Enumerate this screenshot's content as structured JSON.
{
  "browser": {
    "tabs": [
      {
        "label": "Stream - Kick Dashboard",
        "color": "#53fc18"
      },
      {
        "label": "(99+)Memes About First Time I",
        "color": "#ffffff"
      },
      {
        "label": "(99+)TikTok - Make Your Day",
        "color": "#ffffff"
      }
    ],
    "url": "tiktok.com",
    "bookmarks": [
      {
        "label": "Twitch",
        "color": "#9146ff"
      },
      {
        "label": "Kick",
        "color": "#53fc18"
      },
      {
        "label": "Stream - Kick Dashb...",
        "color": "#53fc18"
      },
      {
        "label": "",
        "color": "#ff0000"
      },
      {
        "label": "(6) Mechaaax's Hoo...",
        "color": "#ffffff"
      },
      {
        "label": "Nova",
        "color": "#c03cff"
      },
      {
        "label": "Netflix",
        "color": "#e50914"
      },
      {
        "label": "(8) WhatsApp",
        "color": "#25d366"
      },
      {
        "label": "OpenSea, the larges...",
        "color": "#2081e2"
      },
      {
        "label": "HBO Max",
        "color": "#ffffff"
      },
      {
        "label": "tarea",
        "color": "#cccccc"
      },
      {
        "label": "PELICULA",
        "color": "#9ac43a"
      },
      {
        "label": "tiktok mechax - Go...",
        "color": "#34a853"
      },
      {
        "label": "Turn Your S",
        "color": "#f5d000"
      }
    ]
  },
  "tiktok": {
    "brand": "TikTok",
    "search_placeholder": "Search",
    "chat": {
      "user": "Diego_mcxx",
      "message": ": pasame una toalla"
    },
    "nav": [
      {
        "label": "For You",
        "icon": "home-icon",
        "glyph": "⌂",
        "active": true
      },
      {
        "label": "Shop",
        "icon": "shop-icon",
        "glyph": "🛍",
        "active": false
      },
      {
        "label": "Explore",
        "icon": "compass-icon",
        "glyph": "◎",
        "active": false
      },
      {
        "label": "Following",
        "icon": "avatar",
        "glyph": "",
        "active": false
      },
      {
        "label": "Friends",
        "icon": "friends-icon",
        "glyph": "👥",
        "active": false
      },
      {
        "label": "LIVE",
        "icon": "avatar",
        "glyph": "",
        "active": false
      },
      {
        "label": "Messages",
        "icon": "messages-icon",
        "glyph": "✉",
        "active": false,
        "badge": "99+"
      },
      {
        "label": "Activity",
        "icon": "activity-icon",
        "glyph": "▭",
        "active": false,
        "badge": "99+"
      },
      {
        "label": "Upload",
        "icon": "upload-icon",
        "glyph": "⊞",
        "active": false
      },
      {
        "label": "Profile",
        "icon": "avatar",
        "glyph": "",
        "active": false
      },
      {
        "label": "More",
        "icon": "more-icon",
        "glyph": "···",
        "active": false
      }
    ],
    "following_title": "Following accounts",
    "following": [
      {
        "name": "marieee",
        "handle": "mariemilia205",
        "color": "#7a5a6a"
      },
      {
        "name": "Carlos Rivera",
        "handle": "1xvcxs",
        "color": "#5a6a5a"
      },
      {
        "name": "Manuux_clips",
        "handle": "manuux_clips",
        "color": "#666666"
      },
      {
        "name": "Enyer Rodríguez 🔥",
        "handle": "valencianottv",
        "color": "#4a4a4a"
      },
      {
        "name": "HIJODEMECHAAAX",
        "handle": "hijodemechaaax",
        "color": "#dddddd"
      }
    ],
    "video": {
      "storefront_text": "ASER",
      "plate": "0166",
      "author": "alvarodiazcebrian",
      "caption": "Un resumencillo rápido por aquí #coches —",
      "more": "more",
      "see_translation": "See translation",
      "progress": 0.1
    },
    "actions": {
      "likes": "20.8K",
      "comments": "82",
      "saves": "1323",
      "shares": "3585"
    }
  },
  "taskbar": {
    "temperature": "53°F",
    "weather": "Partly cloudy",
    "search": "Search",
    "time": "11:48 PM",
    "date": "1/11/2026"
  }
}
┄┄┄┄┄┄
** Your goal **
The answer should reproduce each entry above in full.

** Response to this task **
Enumerate this screenshot's content as structured JSON.
{
  "browser": {
    "tabs": [
      {
        "label": "Stream - Kick Dashboard",
        "color": "#53fc18"
      },
      {
        "label": "(99+)Memes About First Time I",
        "color": "#ffffff"
      },
      {
        "label": "(99+)TikTok - Make Your Day",
        "color": "#ffffff"
      }
    ],
    "url": "tiktok.com",
    "bookmarks": [
      {
        "label": "Twitch",
        "color": "#9146ff"
      },
      {
        "label": "Kick",
        "color": "#53fc18"
      },
      {
        "label": "Stream - Kick Dashb...",
        "color": "#53fc18"
      },
      {
        "label": "",
        "color": "#ff0000"
      },
      {
        "label": "(6) Mechaaax's Hoo...",
        "color": "#ffffff"
      },
      {
        "label": "Nova",
        "color": "#c03cff"
      },
      {
        "label": "Netflix",
        "color": "#e50914"
      },
      {
        "label": "(8) WhatsApp",
        "color": "#25d366"
      },
      {
        "label": "OpenSea, the larges...",
        "color": "#2081e2"
      },
      {
        "label": "HBO Max",
        "color": "#ffffff"
      },
      {
        "label": "tarea",
        "color": "#cccccc"
      },
      {
        "label": "PELICULA",
        "color": "#9ac43a"
      },
      {
        "label": "tiktok mechax - Go...",
        "color": "#34a853"
      },
      {
        "label": "Turn Your S",
        "color": "#f5d000"
      }
    ]
  },
  "tiktok": {
    "brand": "TikTok",
    "search_placeholder": "Search",
    "chat": {
      "user": "Diego_mcxx",
      "message": ": pasame una toalla"
    },
    "nav": [
      {
        "label": "For You",
        "icon": "home-icon",
        "glyph": "⌂",
        "active": true
      },
      {
        "label": "Shop",
        "icon": "shop-icon",
        "glyph": "🛍",
        "active": false
      },
      {
        "label": "Explore",
        "icon": "compass-icon",
        "glyph": "◎",
        "active": false
      },
      {
        "label": "Following",
        "icon": "avatar",
        "glyph": "",
        "active": false
      },
      {
        "label": "Friends",
        "icon": "friends-icon",
        "glyph": "👥",
        "active": false
      },
      {
        "label": "LIVE",
        "icon": "avatar",
        "glyph": "",
        "active": false
      },
      {
        "label": "Messages",
        "icon": "messages-icon",
        "glyph": "✉",
        "active": false,
        "badge": "99+"
      },
      {
        "label": "Activity",
        "icon": "activity-icon",
        "glyph": "▭",
        "active": false,
        "badge": "99+"
      },
      {
        "label": "Upload",
        "icon": "upload-icon",
        "glyph": "⊞",
        "active": false
      },
      {
        "label": "Profile",
        "icon": "avatar",
        "glyph": "",
        "active": false
      },
      {
        "label": "More",
        "icon": "more-icon",
        "glyph": "···",
        "active": false
      }
    ],
    "following_title": "Following accounts",
    "following": [
      {
        "name": "marieee",
        "handle": "mariemilia205",
        "color": "#7a5a6a"
      },
      {
        "name": "Carlos Rivera",
        "handle": "1xvcxs",
        "color": "#5a6a5a"
      },
      {
        "name": "Manuux_clips",
        "handle": "manuux_clips",
        "color": "#666666"
      },
      {
        "name": "Enyer Rodríguez 🔥",
        "handle": "valencianottv",
        "color": "#4a4a4a"
      },
      {
        "name": "HIJODEMECHAAAX",
        "handle": "hijodemechaaax",
        "color": "#dddddd"
      }
    ],
    "video": {
      "storefront_text": "ASER",
      "plate": "0166",
      "author": "alvarodiazcebrian",
      "caption": "Un resumencillo rápido por aquí #coches —",
      "more": "more",
      "see_translation": "See translation",
      "progress": 0.1
    },
    "actions": {
      "likes": "20.8K",
      "comments": "82",
      "saves": "1323",
      "shares": "3585"
    }
  },
  "taskbar": {
    "temperature": "53°F",
    "weather": "Partly cloudy",
    "search": "Search",
    "time": "11:48 PM",
    "date": "1/11/2026"
  }
}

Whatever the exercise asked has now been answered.